EXERCISE MATERIAL:

___

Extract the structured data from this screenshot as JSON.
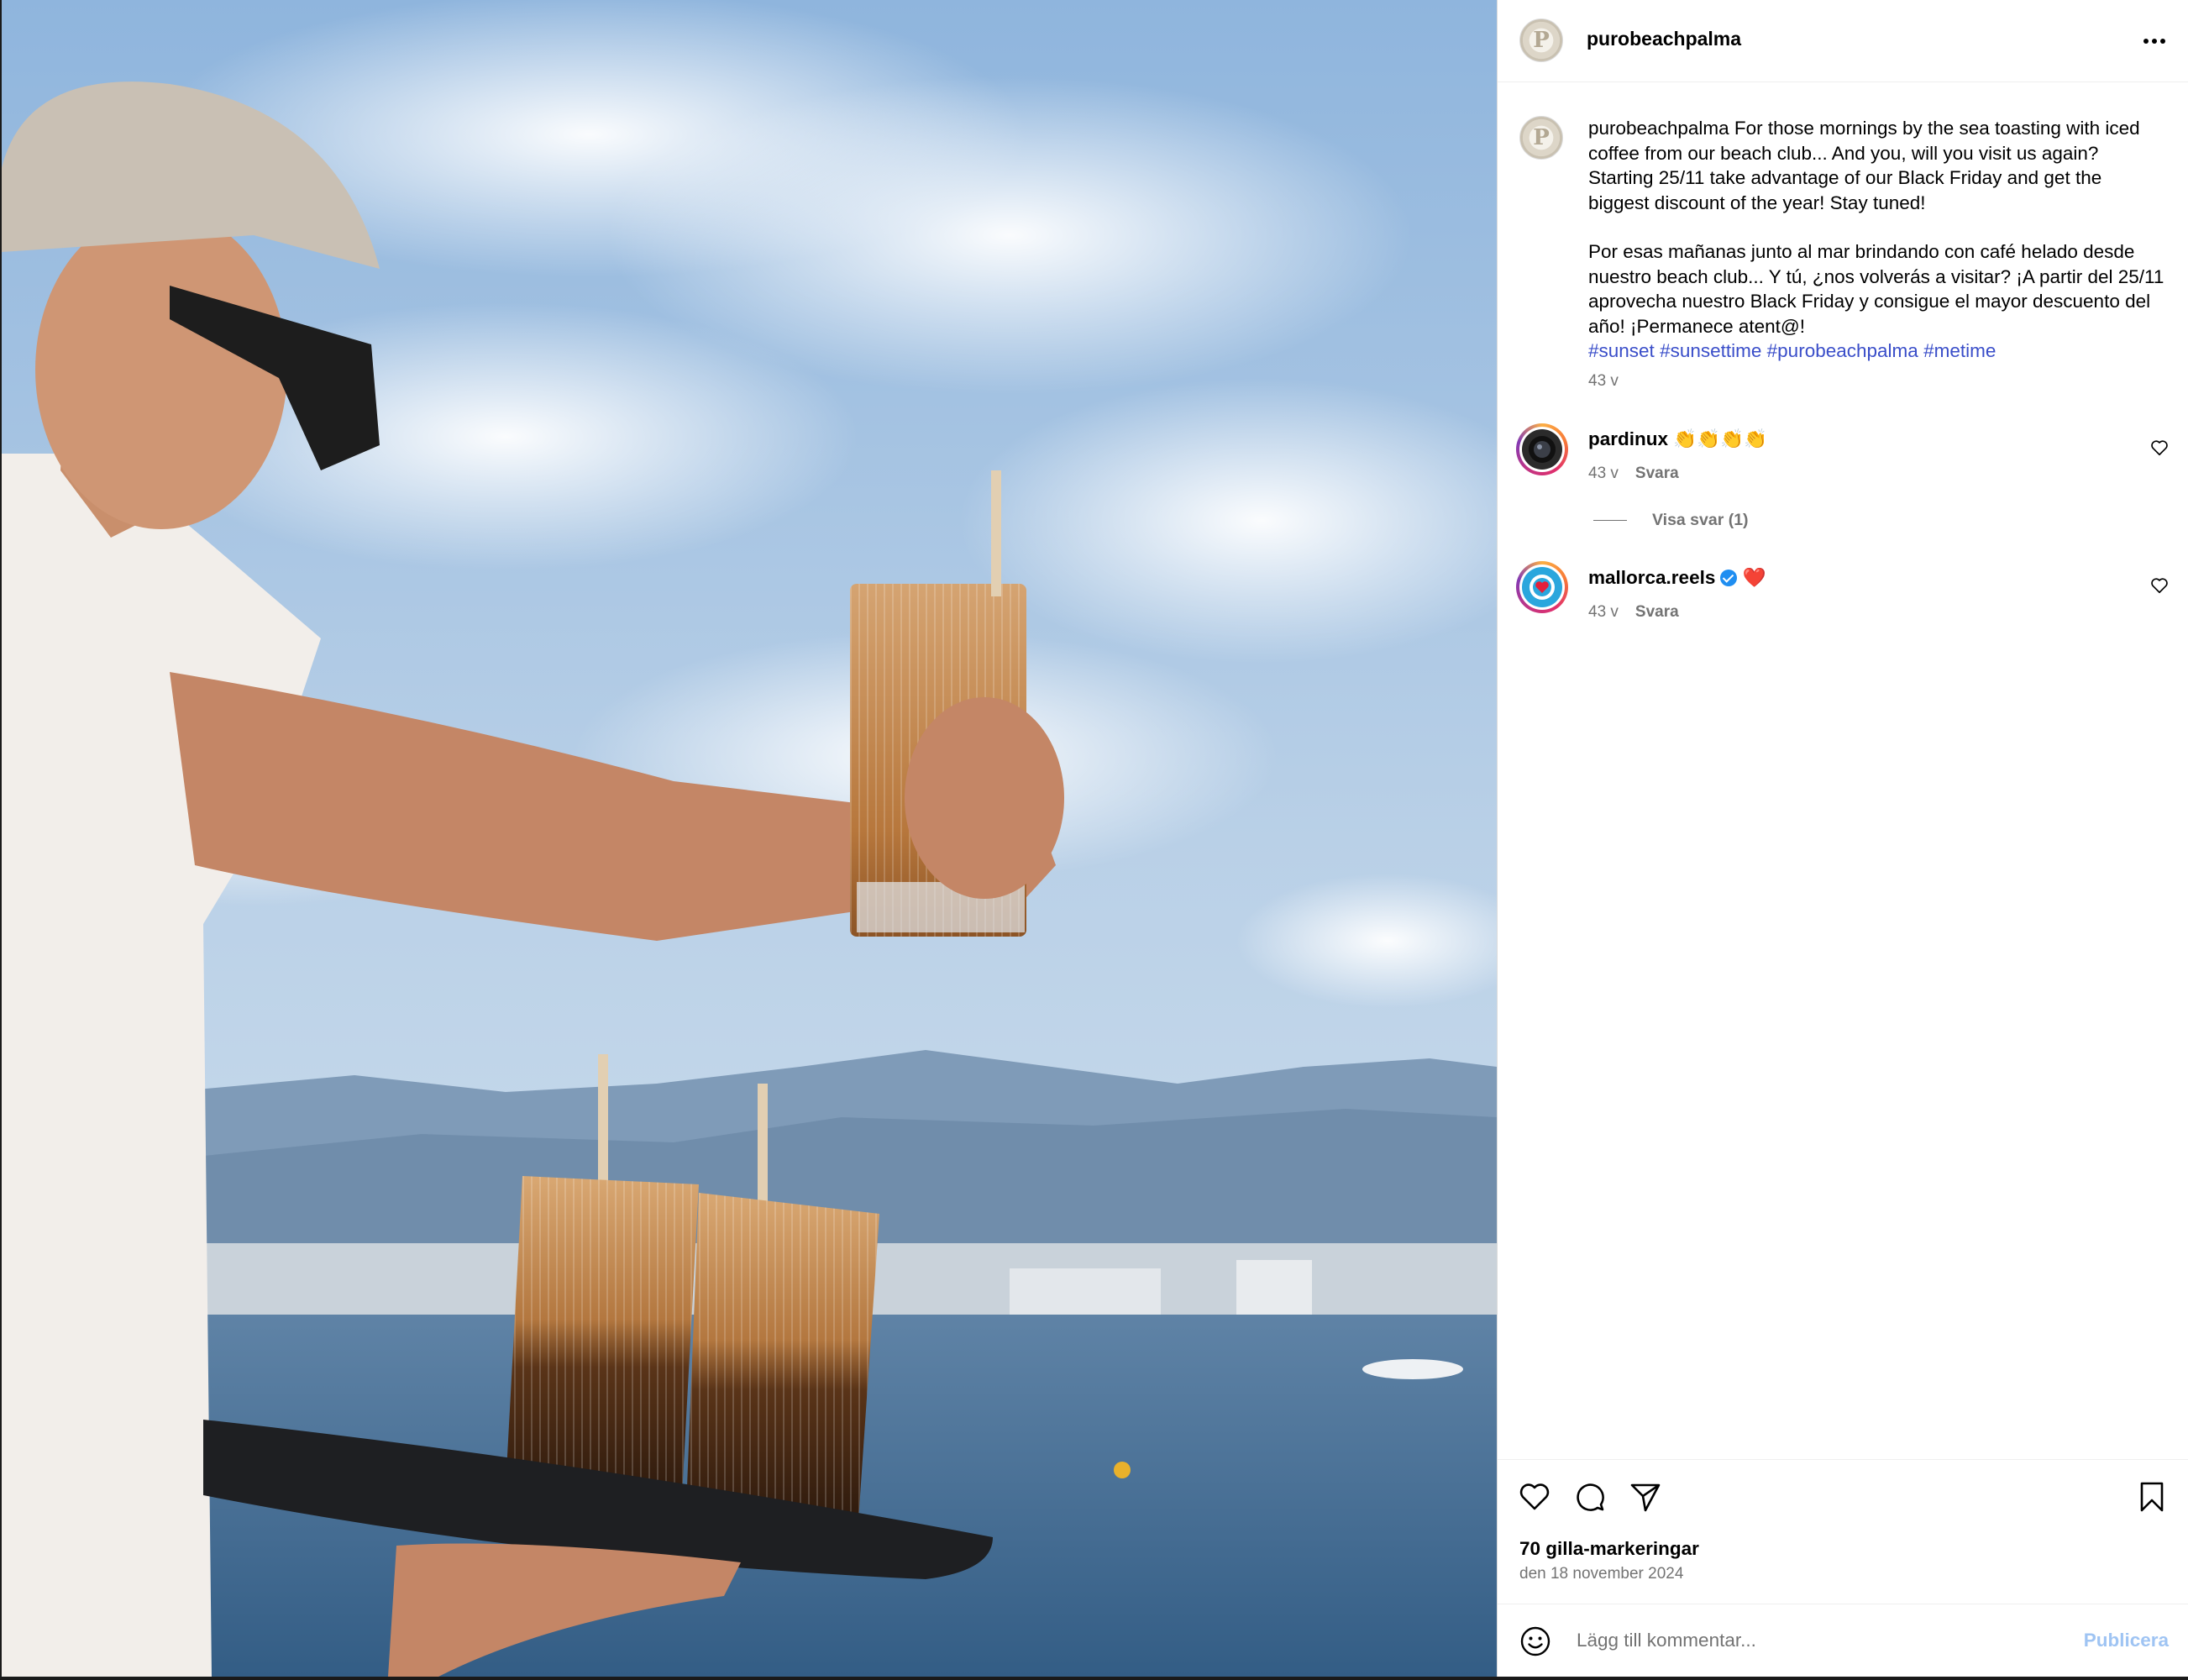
{
  "post": {
    "username": "purobeachpalma",
    "caption_en": "For those mornings by the sea toasting with iced coffee from our beach club... And you, will you visit us again? Starting 25/11 take advantage of our Black Friday and get the biggest discount of the year! Stay tuned!",
    "caption_es": "Por esas mañanas junto al mar brindando con café helado desde nuestro beach club... Y tú, ¿nos volverás a visitar? ¡A partir del 25/11 aprovecha nuestro Black Friday y consigue el mayor descuento del año! ¡Permanece atent@!",
    "hashtags": [
      "#sunset",
      "#sunsettime",
      "#purobeachpalma",
      "#metime"
    ],
    "time": "43 v",
    "likes": "70 gilla-markeringar",
    "date": "den 18 november 2024"
  },
  "comments": [
    {
      "username": "pardinux",
      "text": "👏👏👏👏",
      "time": "43 v",
      "reply": "Svara",
      "view_replies": "Visa svar (1)"
    },
    {
      "username": "mallorca.reels",
      "text": "❤️",
      "time": "43 v",
      "reply": "Svara"
    }
  ],
  "composer": {
    "placeholder": "Lägg till kommentar...",
    "post_label": "Publicera"
  },
  "icons": {
    "avatar_letter": "P",
    "more": "more-options-icon",
    "like": "heart-icon",
    "comment": "comment-icon",
    "share": "share-icon",
    "save": "bookmark-icon",
    "emoji": "emoji-icon"
  },
  "colors": {
    "hashtag": "#3a4ec9",
    "post_button": "#9fc4f3",
    "secondary_text": "#737373",
    "verified": "#1f8ef1"
  }
}
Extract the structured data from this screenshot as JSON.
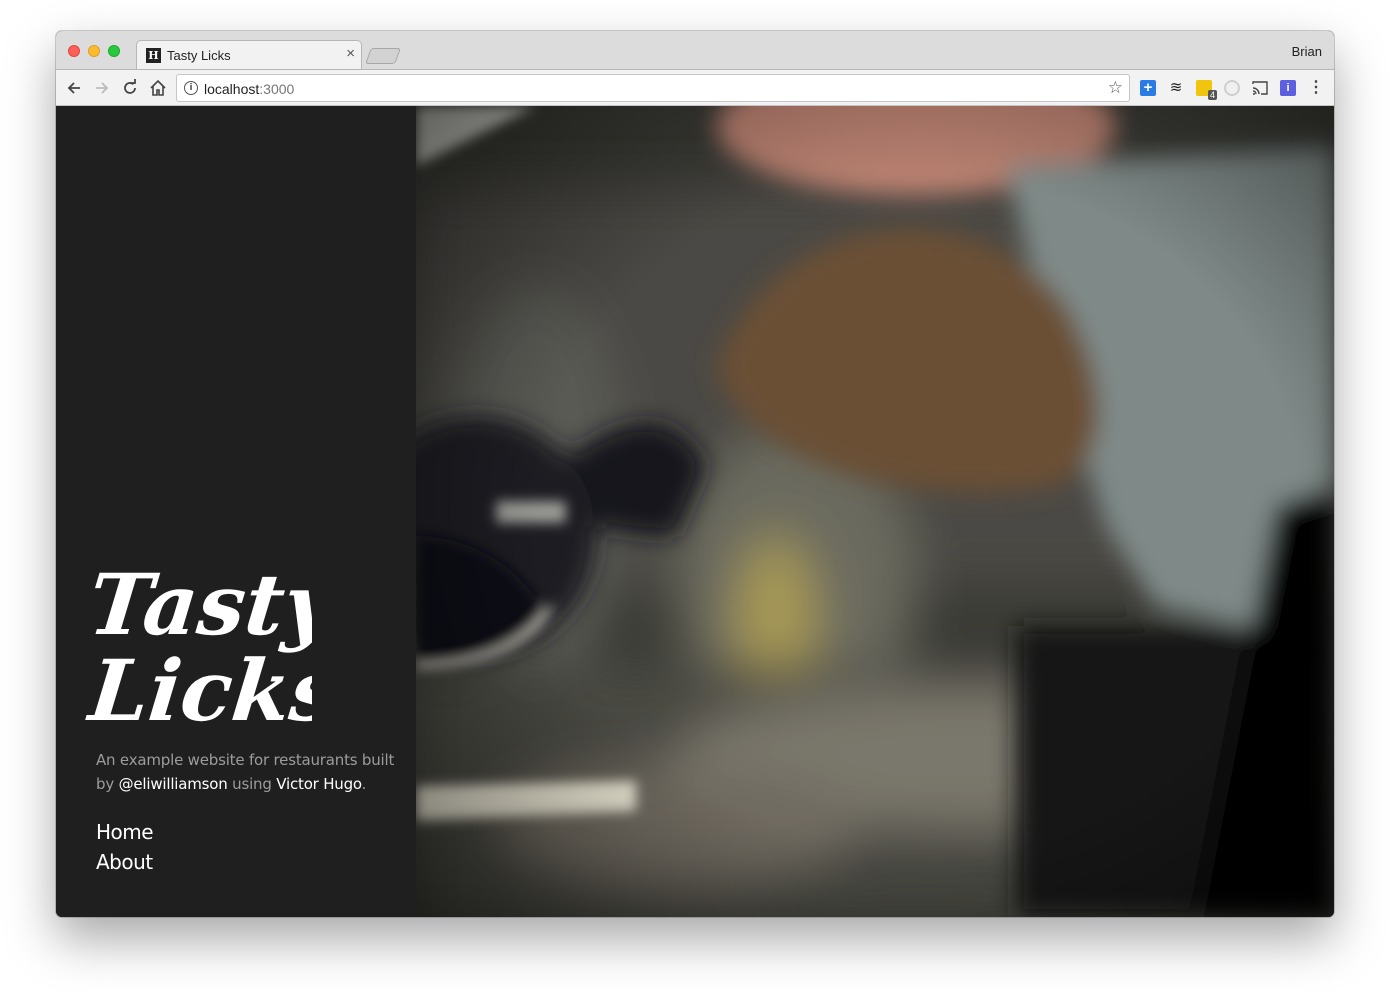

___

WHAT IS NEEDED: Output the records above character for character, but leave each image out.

SOLUTION TO THIS PROBLEM:
Extract the structured data from this screenshot as JSON.
{
  "post": {
    "username": "purobeachpalma",
    "caption_en": "For those mornings by the sea toasting with iced coffee from our beach club... And you, will you visit us again? Starting 25/11 take advantage of our Black Friday and get the biggest discount of the year! Stay tuned!",
    "caption_es": "Por esas mañanas junto al mar brindando con café helado desde nuestro beach club... Y tú, ¿nos volverás a visitar? ¡A partir del 25/11 aprovecha nuestro Black Friday y consigue el mayor descuento del año! ¡Permanece atent@!",
    "hashtags": [
      "#sunset",
      "#sunsettime",
      "#purobeachpalma",
      "#metime"
    ],
    "time": "43 v",
    "likes": "70 gilla-markeringar",
    "date": "den 18 november 2024"
  },
  "comments": [
    {
      "username": "pardinux",
      "text": "👏👏👏👏",
      "time": "43 v",
      "reply": "Svara",
      "view_replies": "Visa svar (1)"
    },
    {
      "username": "mallorca.reels",
      "text": "❤️",
      "time": "43 v",
      "reply": "Svara"
    }
  ],
  "composer": {
    "placeholder": "Lägg till kommentar...",
    "post_label": "Publicera"
  },
  "icons": {
    "avatar_letter": "P",
    "more": "more-options-icon",
    "like": "heart-icon",
    "comment": "comment-icon",
    "share": "share-icon",
    "save": "bookmark-icon",
    "emoji": "emoji-icon"
  },
  "colors": {
    "hashtag": "#3a4ec9",
    "post_button": "#9fc4f3",
    "secondary_text": "#737373",
    "verified": "#1f8ef1"
  }
}
Extract the structured data from this screenshot as JSON.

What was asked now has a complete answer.